Interesting too the way in which politics and Catholicism are intersecting in the case of the embattled Prime Minister Theresa May. The former Education Secretary, Michael Gove, believes Catholic social teaching has been central to her politics, and he pronounced her Britain’s first Catholic prime minister, ‘Anglo-Catholic rather than a Roman Catholic, but no less a Catholic for that,’ he explained.
With a perfectly straight face, he revealed that the British prime minister abstained from eating her favourite potato crisps for Lent which, he said, ‘may not appear to be headline news but the principle of Lenten sacrifice, of giving up something cherished to recall the 40 days Jesus spent in the wilderness, is a discipline observed by many Christians. It is particularly a feature of Catholic practice.’
Gove remarked that May’s politics could best be understood by examining them through a Catholic prism, ‘particularly Catholic social thought.’
It seems that, for the British Conservative Party to stay in power, the public espousal of religion (in this case English Catholicism) is there to be exploited as an effective political instrument.
Lesson to learn
For years, Irish politicos held a somewhat similar point of view until sexual controversies among the clergy showed that the political use of religion had lost its effectiveness in getting a successful electoral result.
And in Britain, where upper class Catholics are now promoting a combination of politics and religion in the expectation that it will have the capacity to touch psychological chords among the electorate, the eventual outcome may not be to the benefit of the Tories.
We know that.
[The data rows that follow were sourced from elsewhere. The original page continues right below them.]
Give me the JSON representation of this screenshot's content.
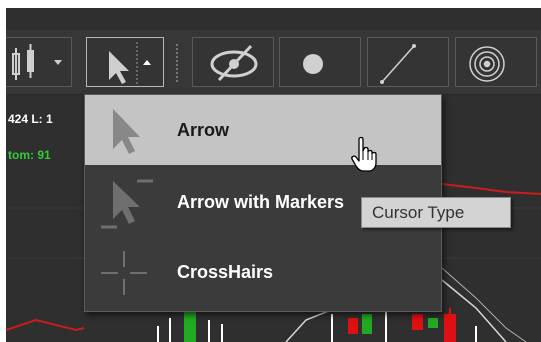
{
  "ticker_info": {
    "line1": "424  L: 1",
    "line2": "tom: 91"
  },
  "toolbar": {
    "buttons": [
      {
        "name": "chart-type-button",
        "icon": "candlestick-icon",
        "has_dropdown": true
      },
      {
        "name": "cursor-type-button",
        "icon": "arrow-cursor-icon",
        "has_dropdown": true,
        "active": true
      },
      {
        "name": "hide-drawings-button",
        "icon": "eye-slash-icon"
      },
      {
        "name": "dot-tool-button",
        "icon": "dot-icon"
      },
      {
        "name": "line-tool-button",
        "icon": "line-icon"
      },
      {
        "name": "circle-tool-button",
        "icon": "concentric-circles-icon"
      }
    ]
  },
  "cursor_menu": {
    "items": [
      {
        "label": "Arrow",
        "icon": "arrow-icon",
        "highlighted": true
      },
      {
        "label": "Arrow with Markers",
        "icon": "arrow-with-markers-icon",
        "highlighted": false
      },
      {
        "label": "CrossHairs",
        "icon": "crosshairs-icon",
        "highlighted": false
      }
    ]
  },
  "tooltip": {
    "text": "Cursor Type"
  },
  "colors": {
    "toolbar_bg": "#373737",
    "menu_bg": "#3b3b3b",
    "menu_highlight": "#c4c4c4",
    "candle_up": "#22aa22",
    "candle_down": "#dd1111",
    "info_white": "#ffffff",
    "info_green": "#33cc33"
  }
}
We’ve been there. But It’s a lesson Jacob Rees-Mogg and his Conservative Catholic toffs yet have to learn.